  • Test-driven development (TDD) with automatic code generation during tests
  • Creating automated test suites from existing requirements or interviews
  • Testing APIs that are externalized

Advantages /Disadvantages of White Box & Black Box Testing:

Although white box testing was an early staple of software testing, the majority of today's testers don't use it. White box testing is a highly specialized (not to mention expensive) type of software testing that not only requires extensive knowledge of the system & applications being tested, but also extensive experience with those systems & applications. This means that white box testers are pretty much non-existent in most environments where modern development methods prevail.

However, white box test automation can be quite useful for non-programmers who need to test their programs or manage large programs written by others. White box test automation saves time by automating tedious manual tests & can help you manage large programs more effectively by catching subtle bugs before they go out the door. So, if you're interested in exploring this approach to software testing, read on! There's something for everyone. The main advantage of white box testing is its ability “to simulate the experience you want” according to Agile Project Management Institute (APM). This means that once a design has been implemented into an automated test environment, it can be easily reproduced whenever necessary without having any impact on production environments (which are often more complex).

On the other hand, the backbox can be run on just about any device, including phones, tablets, & even PCs (though you'll want to use a virtual machine if you plan on testing an app). The interface is straightforward & intuitive; all you need to do is select an app from your library or select one from Amazon's App Store before clicking "Run" for Backbox to analyze it. You don't have to be an expert in programming languages or design interfaces—or even know how these things work! Many people who've only used this method as part of their career have found themselves surprised by how easy it was once they started using it regularly.

The main disadvantage of backbox testing is that it's not a good way to test the performance of your website. This means you can't simulate real users or use apps like LabVIEW or simulators for this purpose. You'll have to use actual devices & software, which may be more expensive than using artificial intelligence (AI) tools. Speaking of devices, WeTest provides support for more than 1000 plus devices on its platform with its automated testing services with integration of famous CI and CD testing tools. This ensures maximum compatibility when testing is done.

Wrapping Up:

This concludes our take on the topic of "white box & black box testing”. We can summarize the above content like this: White box testing is a form of testing that allows you to test your skills between real-life situations without actually putting those skills to practice. White box tests are simulated environments created by the software developer or user. These tests help developers to understand how users will use their products or services in real life before they go live with them. Backbox testing is a popular way to test your website. It's also a good way to test your website on different devices & browsers, as well as on different platforms (e.g., mobile devices).
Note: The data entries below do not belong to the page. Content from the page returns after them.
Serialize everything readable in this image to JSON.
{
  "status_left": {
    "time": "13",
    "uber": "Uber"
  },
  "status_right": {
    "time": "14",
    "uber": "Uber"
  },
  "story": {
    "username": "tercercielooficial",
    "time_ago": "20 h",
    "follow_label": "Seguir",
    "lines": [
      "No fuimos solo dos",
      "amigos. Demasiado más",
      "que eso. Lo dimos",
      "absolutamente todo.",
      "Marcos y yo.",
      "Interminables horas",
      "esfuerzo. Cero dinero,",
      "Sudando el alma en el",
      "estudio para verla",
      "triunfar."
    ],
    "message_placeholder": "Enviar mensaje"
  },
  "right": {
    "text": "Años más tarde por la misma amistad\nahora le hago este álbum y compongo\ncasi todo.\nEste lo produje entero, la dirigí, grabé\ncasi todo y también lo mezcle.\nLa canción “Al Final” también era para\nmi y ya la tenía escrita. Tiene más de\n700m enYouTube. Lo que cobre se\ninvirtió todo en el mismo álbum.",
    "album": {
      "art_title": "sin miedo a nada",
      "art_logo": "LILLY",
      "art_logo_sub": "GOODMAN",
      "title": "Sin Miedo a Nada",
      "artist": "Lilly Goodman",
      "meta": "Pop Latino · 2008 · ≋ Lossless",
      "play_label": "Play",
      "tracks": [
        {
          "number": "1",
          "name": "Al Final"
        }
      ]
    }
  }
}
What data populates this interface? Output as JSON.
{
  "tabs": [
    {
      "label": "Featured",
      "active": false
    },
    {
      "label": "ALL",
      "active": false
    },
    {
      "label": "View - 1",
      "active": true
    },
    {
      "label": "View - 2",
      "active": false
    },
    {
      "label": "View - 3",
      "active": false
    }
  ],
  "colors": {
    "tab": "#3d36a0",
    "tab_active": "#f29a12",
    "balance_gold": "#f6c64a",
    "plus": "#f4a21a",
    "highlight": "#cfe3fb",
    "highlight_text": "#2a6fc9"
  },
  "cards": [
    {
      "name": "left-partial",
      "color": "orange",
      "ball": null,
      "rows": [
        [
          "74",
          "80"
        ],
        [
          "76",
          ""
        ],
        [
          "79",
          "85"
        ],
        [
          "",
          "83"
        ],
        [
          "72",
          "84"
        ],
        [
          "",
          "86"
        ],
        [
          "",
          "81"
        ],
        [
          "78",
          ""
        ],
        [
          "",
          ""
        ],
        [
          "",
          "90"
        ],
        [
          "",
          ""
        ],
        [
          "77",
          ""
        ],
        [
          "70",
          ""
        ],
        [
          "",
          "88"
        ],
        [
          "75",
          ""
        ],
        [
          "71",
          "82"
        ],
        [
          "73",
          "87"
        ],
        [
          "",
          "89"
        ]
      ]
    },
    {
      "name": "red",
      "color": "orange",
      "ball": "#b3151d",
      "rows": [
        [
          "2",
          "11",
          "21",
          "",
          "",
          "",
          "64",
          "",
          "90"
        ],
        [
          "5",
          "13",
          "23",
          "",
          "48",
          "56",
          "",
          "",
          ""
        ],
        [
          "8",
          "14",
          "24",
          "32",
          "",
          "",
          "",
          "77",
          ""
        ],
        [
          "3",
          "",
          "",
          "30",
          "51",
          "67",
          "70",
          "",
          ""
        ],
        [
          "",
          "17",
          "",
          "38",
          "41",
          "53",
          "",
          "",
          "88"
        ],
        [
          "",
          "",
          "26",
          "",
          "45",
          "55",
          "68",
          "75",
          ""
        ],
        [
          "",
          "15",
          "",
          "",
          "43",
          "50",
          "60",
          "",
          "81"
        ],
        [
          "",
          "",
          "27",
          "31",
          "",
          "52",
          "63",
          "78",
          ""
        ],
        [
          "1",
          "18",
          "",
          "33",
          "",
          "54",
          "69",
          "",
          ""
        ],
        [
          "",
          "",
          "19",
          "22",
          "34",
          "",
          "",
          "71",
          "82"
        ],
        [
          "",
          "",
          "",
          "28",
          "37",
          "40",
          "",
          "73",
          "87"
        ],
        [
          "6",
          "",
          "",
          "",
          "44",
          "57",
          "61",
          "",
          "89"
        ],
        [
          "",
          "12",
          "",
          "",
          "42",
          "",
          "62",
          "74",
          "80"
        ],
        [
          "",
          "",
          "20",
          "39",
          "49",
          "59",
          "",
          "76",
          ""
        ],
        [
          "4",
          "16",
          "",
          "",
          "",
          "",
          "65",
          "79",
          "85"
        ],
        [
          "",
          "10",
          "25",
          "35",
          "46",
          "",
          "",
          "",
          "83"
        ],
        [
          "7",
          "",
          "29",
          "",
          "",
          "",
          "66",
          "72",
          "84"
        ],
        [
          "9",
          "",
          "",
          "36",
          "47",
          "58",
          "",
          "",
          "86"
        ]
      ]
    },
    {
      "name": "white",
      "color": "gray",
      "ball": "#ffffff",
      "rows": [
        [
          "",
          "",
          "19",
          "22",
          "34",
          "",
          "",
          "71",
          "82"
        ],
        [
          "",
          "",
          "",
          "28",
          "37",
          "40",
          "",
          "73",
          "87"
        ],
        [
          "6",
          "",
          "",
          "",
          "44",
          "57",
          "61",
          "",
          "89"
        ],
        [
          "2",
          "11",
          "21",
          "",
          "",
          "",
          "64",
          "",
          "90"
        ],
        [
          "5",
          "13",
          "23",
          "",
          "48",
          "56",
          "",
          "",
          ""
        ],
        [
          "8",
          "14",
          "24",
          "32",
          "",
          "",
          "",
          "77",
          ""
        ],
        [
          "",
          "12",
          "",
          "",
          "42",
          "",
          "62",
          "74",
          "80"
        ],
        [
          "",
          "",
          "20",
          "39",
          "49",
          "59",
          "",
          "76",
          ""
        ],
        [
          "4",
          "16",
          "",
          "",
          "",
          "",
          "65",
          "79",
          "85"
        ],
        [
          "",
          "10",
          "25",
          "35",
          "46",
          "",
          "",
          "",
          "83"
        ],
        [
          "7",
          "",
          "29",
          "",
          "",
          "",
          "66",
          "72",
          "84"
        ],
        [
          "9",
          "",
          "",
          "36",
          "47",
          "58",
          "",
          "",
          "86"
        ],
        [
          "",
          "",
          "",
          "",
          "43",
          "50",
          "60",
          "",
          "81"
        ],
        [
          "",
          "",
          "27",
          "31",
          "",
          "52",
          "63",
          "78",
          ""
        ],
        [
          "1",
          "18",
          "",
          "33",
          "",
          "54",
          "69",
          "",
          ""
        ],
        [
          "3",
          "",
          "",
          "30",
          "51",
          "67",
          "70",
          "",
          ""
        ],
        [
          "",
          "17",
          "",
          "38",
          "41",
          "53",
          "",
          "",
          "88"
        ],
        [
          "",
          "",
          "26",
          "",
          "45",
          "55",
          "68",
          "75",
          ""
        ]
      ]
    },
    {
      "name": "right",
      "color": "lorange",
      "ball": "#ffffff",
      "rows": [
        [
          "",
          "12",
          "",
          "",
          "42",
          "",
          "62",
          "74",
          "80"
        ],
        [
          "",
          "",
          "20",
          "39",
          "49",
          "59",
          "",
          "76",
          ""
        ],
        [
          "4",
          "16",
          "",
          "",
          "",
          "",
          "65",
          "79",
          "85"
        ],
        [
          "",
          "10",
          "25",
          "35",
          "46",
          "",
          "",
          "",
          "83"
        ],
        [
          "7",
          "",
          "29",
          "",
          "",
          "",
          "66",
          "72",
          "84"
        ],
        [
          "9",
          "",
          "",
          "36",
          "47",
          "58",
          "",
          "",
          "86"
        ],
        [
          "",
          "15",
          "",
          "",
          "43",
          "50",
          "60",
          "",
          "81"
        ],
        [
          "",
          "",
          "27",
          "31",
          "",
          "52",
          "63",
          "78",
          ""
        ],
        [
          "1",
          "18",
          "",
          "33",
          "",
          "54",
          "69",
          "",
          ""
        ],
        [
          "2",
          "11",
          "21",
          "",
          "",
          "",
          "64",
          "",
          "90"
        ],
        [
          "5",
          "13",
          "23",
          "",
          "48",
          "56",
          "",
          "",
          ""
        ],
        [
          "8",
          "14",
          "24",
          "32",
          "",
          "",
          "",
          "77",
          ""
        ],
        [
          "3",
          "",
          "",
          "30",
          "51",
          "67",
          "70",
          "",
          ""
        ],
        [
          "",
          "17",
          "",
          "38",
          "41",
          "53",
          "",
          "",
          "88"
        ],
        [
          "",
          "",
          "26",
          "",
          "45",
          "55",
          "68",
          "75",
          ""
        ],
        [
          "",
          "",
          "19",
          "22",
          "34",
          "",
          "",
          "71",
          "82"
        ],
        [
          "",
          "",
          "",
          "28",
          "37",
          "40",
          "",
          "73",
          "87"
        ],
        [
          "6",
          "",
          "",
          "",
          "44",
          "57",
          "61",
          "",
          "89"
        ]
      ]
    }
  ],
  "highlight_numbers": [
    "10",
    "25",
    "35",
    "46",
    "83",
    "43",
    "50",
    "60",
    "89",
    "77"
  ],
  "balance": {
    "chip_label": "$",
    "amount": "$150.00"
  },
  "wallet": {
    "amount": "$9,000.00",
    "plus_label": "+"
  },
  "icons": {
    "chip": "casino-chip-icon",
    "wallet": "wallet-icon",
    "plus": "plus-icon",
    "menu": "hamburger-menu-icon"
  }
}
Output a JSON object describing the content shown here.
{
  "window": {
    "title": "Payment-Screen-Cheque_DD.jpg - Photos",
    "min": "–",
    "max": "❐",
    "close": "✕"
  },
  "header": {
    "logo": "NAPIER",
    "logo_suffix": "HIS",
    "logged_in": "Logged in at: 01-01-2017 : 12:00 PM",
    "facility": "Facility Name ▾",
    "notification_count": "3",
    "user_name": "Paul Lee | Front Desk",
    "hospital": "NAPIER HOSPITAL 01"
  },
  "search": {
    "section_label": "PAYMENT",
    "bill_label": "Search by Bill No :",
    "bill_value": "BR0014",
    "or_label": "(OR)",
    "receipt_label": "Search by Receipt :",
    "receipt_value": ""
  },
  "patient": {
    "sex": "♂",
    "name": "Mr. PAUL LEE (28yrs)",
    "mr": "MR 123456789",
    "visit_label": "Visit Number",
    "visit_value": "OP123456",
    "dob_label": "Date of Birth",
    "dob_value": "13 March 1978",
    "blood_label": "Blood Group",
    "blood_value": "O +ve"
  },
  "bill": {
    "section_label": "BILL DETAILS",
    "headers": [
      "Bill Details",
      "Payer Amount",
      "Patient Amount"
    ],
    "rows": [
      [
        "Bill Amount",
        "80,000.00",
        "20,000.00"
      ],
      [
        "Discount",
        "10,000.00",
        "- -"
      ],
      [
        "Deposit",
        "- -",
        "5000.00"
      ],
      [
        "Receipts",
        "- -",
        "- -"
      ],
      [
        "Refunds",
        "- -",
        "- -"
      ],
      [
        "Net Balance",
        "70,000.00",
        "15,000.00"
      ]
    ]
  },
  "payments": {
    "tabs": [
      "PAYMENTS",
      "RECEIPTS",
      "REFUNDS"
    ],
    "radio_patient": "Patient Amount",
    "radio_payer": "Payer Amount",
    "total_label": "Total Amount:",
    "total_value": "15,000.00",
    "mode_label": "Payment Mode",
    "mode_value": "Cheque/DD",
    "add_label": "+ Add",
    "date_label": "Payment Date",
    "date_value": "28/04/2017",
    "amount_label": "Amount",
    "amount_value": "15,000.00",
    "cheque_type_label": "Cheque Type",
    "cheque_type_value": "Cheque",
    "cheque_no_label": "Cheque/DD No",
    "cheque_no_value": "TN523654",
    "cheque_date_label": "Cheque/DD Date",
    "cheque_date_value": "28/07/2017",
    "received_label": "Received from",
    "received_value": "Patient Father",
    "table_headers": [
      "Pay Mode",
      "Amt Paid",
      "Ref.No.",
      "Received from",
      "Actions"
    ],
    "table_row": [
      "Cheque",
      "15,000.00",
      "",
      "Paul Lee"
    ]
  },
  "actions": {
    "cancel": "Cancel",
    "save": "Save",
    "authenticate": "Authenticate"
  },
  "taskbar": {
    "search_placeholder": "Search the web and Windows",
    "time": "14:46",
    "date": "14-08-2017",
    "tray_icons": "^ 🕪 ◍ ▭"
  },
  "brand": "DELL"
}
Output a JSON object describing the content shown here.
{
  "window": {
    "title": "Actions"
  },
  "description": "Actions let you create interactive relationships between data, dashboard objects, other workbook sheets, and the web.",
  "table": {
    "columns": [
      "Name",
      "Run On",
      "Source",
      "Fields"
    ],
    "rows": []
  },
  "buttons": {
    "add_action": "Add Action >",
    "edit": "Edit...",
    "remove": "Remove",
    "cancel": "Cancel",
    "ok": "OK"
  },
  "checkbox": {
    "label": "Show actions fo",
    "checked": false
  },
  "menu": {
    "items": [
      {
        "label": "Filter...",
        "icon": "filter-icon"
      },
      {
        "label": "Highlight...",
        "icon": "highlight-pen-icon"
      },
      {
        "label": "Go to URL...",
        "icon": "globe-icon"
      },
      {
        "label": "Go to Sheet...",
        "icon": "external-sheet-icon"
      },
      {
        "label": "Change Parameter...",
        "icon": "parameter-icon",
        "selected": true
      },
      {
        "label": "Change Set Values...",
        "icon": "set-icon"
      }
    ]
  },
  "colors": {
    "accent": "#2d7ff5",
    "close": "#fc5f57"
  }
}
Latest Posts
1Introducing WeTest UDT: A Tech-Driven Testing Solution WeTest UDT, the Unified Device Toolkit, offers a comprehensive suite of advanced cloud testing capabilities and unified device access solutions for enterprises.
3Common Issues Concerning CrashSight Integration and Reporting in Windows and Game Engines TACKLING THE NUANCES OF CRASHSIGHT IN WINDOWS AND VARIOUS GAME ENGINES.
5Comprehensive and cost-effective, why should you choose WeTest’s Compatibility Testing solution In the face of the global device fragmentation challenge, WeTest Compatibility Testing offers an all-in-one solution that covers a wide range of multi-dimensional software and hardware combinations